» **DESCRIPTION OF THE TASK**
Omit all pictures, then repeat the listing exactly.

##############################

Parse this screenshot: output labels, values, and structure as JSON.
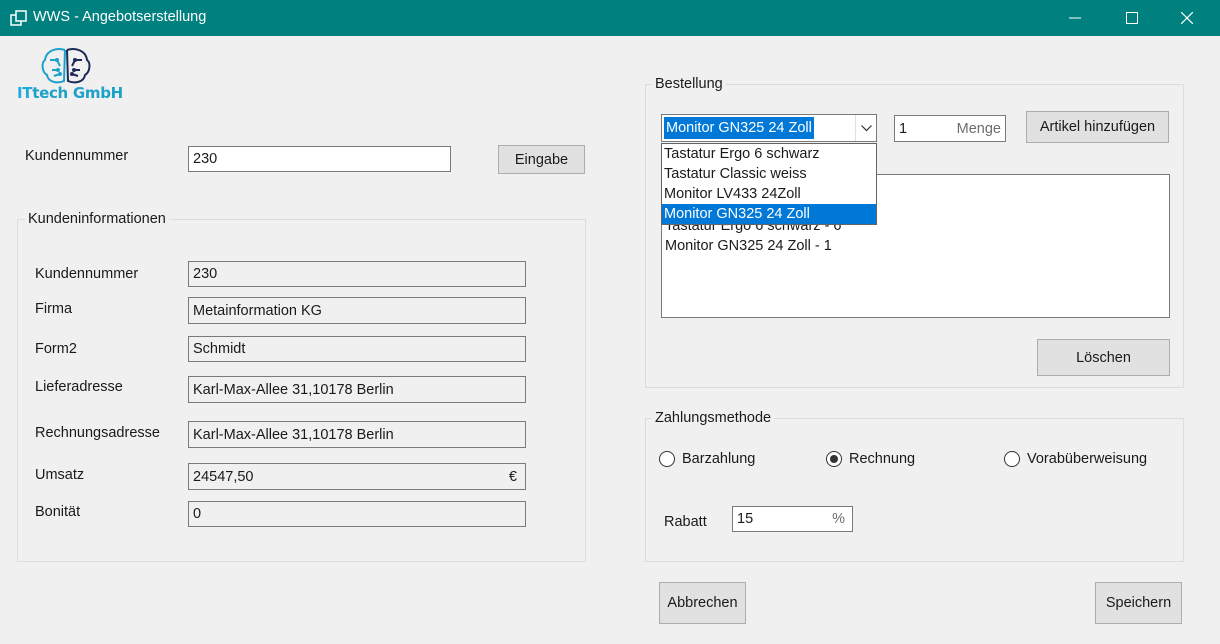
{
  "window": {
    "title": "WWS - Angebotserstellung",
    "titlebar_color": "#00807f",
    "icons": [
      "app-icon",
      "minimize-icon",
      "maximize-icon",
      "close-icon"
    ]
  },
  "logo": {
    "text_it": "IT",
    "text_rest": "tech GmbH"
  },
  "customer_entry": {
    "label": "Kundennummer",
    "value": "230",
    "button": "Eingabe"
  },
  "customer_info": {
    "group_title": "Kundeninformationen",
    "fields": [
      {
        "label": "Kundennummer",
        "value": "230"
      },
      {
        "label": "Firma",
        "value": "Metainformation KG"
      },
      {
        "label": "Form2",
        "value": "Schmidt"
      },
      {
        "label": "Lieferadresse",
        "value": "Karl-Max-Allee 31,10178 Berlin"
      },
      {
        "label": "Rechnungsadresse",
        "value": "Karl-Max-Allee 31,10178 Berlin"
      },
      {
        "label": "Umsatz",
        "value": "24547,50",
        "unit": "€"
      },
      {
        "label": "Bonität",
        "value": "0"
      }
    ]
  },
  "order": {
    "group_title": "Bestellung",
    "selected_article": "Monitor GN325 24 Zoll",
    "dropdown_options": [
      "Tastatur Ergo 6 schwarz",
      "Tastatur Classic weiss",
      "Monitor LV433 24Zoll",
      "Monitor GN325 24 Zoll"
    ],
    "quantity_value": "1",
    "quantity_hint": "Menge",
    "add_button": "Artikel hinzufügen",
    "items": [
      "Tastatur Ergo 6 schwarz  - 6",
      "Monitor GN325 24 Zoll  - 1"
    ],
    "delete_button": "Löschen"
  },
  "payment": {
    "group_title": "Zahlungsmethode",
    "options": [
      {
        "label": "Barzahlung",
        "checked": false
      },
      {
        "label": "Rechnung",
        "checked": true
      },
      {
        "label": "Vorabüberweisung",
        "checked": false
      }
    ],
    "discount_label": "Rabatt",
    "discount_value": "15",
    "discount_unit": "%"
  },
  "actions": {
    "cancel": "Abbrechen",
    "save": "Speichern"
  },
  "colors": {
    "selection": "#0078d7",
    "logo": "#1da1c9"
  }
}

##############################

» **ANSWER SPACE**
Parse this screenshot: output labels, values, and structure as JSON.
{
  "window": {
    "title": "WWS - Angebotserstellung",
    "titlebar_color": "#00807f",
    "icons": [
      "app-icon",
      "minimize-icon",
      "maximize-icon",
      "close-icon"
    ]
  },
  "logo": {
    "text_it": "IT",
    "text_rest": "tech GmbH"
  },
  "customer_entry": {
    "label": "Kundennummer",
    "value": "230",
    "button": "Eingabe"
  },
  "customer_info": {
    "group_title": "Kundeninformationen",
    "fields": [
      {
        "label": "Kundennummer",
        "value": "230"
      },
      {
        "label": "Firma",
        "value": "Metainformation KG"
      },
      {
        "label": "Form2",
        "value": "Schmidt"
      },
      {
        "label": "Lieferadresse",
        "value": "Karl-Max-Allee 31,10178 Berlin"
      },
      {
        "label": "Rechnungsadresse",
        "value": "Karl-Max-Allee 31,10178 Berlin"
      },
      {
        "label": "Umsatz",
        "value": "24547,50",
        "unit": "€"
      },
      {
        "label": "Bonität",
        "value": "0"
      }
    ]
  },
  "order": {
    "group_title": "Bestellung",
    "selected_article": "Monitor GN325 24 Zoll",
    "dropdown_options": [
      "Tastatur Ergo 6 schwarz",
      "Tastatur Classic weiss",
      "Monitor LV433 24Zoll",
      "Monitor GN325 24 Zoll"
    ],
    "quantity_value": "1",
    "quantity_hint": "Menge",
    "add_button": "Artikel hinzufügen",
    "items": [
      "Tastatur Ergo 6 schwarz  - 6",
      "Monitor GN325 24 Zoll  - 1"
    ],
    "delete_button": "Löschen"
  },
  "payment": {
    "group_title": "Zahlungsmethode",
    "options": [
      {
        "label": "Barzahlung",
        "checked": false
      },
      {
        "label": "Rechnung",
        "checked": true
      },
      {
        "label": "Vorabüberweisung",
        "checked": false
      }
    ],
    "discount_label": "Rabatt",
    "discount_value": "15",
    "discount_unit": "%"
  },
  "actions": {
    "cancel": "Abbrechen",
    "save": "Speichern"
  },
  "colors": {
    "selection": "#0078d7",
    "logo": "#1da1c9"
  }
}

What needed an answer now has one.